10 responses to “Microsoft Steps In to Correct Errant Intel Patch on Windows”

  1. Engineerasaurus

    This appears to just add the flexibility to enable/disable the mitigations with registry key values. This takes the W10/W7 patch behaviour to be the same as that which was already being used in the server patches (W2008R2/etc.).

  2. PincasX

    There is a saying “It’s one thing to step on your own dick, it is another to jump up and down on it while yelling ‘Hey! Look at me.” Intel appears to have chosen the latter in this situation. Their handing of this has been abysmal.

  3. Igor Engelen

    One of the last patches on server OSes you had to set reg keys to enable the mitigation, on client OSes this was done by default. This fix just reverts the registry entries.

  4. Tony Barrett

    My opinion of this whole Meltdown/Spectre thing is that, in general is poses an insignificantly tiny risk to the average user. What it does pose though is a very high profile problem for Intel, and they're not dealing with it very well at all. The whole situation has been blown completely out of all proportion - yes, it's a real bug, and yes, it affects pretty much every Intel CPU in the last 10 years (and AMD with Spectre to an even lesser extent), but it's more about accountability and massive companies like Intel and Microsoft who probably realize the very low risk, but can't be seen to be doing nothing, and these are two companies who have been in each others pockets forever.

    Intel screwed up, big time, and now they're floundering about struggling to deal with it. What they really want is for everyone to buy new CPU's when the announce their 'free from Meltdown/Spectre bugs' processors later in the year, but that ain't gonna happen.

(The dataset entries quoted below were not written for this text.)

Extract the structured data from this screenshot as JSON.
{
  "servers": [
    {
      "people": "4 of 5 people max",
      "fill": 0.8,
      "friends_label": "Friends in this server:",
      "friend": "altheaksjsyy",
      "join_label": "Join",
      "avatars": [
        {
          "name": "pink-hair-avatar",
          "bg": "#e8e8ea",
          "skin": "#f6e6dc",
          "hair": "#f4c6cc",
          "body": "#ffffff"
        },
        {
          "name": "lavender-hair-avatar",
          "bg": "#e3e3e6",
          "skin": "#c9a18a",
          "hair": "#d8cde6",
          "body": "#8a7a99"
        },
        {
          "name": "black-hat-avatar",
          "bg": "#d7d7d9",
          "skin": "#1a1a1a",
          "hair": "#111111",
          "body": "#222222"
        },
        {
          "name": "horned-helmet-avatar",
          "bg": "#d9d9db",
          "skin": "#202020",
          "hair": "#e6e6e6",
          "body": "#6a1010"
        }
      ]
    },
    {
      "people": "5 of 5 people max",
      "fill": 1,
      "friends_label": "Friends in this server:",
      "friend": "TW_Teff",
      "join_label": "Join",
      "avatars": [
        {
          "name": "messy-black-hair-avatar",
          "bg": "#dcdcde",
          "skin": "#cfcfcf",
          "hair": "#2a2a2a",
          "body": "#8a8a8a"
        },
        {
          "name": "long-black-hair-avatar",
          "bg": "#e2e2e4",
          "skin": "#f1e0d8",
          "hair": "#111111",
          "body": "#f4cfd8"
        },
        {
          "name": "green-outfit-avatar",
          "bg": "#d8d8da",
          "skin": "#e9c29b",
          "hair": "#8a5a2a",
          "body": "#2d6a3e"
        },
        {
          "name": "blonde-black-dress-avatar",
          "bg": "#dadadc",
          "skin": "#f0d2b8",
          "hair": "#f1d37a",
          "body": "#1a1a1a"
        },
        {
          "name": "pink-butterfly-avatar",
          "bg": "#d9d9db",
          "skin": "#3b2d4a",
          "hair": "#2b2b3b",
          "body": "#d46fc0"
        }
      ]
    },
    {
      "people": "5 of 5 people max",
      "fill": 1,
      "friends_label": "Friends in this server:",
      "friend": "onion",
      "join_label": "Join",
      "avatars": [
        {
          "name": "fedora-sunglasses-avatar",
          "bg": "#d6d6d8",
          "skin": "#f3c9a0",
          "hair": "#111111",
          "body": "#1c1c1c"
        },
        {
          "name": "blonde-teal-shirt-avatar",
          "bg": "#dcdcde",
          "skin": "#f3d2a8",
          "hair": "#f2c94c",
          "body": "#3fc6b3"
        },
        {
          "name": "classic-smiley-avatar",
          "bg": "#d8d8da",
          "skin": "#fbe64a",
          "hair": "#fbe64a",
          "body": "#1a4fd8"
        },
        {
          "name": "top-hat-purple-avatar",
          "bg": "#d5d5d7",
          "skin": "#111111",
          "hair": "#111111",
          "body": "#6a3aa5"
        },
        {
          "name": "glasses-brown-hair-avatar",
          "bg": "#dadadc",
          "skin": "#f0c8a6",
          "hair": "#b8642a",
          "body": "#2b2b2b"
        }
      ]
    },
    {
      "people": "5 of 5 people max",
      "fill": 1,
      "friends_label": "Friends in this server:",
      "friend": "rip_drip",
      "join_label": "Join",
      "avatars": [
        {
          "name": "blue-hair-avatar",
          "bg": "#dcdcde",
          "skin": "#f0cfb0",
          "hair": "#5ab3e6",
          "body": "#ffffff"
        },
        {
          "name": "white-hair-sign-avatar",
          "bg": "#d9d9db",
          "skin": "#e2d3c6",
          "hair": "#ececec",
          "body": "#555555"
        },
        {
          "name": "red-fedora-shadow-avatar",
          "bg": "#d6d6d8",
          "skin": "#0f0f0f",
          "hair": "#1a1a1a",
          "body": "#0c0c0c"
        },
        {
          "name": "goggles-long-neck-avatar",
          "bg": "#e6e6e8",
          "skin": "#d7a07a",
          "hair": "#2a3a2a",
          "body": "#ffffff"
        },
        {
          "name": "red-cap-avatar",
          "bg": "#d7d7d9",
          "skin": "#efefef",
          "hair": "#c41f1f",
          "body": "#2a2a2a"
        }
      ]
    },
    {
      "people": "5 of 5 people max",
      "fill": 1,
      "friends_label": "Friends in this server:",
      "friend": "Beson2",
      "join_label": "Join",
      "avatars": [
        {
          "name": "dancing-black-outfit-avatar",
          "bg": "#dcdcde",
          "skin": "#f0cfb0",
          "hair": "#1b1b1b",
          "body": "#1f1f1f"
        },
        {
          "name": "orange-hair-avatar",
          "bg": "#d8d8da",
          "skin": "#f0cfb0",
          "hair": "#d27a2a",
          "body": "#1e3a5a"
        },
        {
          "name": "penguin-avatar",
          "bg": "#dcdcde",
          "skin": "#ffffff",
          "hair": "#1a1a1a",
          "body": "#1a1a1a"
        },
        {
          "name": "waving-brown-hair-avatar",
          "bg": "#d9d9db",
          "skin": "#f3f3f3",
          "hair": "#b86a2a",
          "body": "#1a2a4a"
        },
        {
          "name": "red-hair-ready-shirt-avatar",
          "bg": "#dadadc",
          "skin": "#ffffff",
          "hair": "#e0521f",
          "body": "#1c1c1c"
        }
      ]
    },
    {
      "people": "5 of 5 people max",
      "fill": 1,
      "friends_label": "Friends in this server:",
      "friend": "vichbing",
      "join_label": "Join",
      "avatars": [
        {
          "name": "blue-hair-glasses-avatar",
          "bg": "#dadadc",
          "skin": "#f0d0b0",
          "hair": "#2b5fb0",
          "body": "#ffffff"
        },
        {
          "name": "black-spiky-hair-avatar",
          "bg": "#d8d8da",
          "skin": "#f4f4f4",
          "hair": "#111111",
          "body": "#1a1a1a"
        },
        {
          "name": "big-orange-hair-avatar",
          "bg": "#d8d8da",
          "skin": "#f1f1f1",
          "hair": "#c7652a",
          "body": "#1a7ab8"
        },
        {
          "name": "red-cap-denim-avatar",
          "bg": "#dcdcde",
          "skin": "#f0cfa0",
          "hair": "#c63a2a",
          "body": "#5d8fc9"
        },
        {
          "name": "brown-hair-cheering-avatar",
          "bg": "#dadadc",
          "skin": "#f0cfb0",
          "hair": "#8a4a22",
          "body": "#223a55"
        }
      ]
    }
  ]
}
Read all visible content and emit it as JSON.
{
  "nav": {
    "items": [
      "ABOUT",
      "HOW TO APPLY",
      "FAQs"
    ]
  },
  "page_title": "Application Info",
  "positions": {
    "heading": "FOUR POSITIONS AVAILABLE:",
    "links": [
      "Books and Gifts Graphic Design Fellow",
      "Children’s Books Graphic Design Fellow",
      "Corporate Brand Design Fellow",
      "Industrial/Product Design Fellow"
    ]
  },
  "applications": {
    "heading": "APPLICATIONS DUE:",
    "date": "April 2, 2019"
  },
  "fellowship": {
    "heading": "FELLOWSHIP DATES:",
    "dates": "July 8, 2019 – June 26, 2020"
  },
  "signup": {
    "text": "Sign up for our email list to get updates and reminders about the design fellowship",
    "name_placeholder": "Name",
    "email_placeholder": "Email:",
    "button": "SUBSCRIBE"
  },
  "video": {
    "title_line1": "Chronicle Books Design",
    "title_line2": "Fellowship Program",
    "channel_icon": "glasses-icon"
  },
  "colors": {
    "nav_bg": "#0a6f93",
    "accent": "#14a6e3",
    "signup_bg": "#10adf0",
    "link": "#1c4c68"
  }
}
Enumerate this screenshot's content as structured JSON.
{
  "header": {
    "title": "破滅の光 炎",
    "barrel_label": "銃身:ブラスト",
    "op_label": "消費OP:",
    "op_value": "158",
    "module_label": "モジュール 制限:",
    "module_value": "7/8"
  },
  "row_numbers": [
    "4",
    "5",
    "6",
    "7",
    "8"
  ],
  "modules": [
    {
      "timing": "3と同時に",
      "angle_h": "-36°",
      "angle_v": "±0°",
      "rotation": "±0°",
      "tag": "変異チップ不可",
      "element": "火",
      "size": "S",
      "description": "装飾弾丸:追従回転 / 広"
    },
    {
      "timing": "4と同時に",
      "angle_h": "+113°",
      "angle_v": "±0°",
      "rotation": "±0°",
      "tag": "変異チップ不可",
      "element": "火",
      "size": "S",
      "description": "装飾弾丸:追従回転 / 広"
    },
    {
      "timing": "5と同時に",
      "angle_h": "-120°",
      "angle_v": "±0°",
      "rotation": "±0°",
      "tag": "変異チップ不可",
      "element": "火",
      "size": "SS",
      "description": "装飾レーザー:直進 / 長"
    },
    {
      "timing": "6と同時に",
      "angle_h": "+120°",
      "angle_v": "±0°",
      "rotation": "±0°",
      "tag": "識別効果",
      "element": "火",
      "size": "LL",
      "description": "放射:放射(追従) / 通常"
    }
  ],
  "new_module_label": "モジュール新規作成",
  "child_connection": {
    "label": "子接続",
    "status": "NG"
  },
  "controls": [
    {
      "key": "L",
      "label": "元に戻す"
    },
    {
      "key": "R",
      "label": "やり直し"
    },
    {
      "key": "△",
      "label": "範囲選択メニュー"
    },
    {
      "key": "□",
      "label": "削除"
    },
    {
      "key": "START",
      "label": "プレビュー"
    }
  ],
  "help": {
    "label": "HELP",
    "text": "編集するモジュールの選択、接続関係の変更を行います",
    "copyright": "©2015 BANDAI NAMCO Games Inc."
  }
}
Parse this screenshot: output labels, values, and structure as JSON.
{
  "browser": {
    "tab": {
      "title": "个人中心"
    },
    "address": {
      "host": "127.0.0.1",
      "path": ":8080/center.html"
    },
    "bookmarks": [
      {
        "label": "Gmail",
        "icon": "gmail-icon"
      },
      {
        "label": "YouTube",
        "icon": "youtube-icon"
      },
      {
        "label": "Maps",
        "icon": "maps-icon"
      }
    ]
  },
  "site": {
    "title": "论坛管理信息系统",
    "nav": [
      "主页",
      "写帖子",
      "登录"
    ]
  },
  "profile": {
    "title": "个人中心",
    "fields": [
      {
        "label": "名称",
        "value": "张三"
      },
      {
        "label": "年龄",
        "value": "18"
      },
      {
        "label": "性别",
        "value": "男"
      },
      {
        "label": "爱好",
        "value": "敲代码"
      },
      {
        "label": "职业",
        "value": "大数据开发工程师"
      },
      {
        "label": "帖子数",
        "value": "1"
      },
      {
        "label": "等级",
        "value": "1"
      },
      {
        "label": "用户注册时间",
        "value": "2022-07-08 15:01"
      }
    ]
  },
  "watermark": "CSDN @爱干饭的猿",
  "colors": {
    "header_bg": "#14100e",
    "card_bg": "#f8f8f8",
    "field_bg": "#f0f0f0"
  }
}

Confidence is hard won and easily lost. Intel haven't had a very good 6 months, yet they're big enough and rich enough to ride it out, take it on the chin, and move on. Hopefully.

    The press love a good story though, and they're not letting this one go. That's part of the problem. It's reported day in and day out in all the tech and national press, TV news etc. You'd have thought the world was about to end. It isn't, believe me. Not yet anyway.

  5. Waethorn

    So predictive computing has become a liability. "AI" is just bullshit: there's always a Real Human pulling the strings and pushing buttons behind it. So when is the computing industry going to give up on this whole endeavour and just give people what they want: fast computing that works on the user's terms and just does what it's told?

    Oh and BTW: Raspberry Pi's ARM chips don't use branch prediction. Time to scale up those processors into higher-wattage versions with active cooling and we don't have to deal with any of this garbage.

    The only thing predictable about predictability is that it's inherently unpredictable.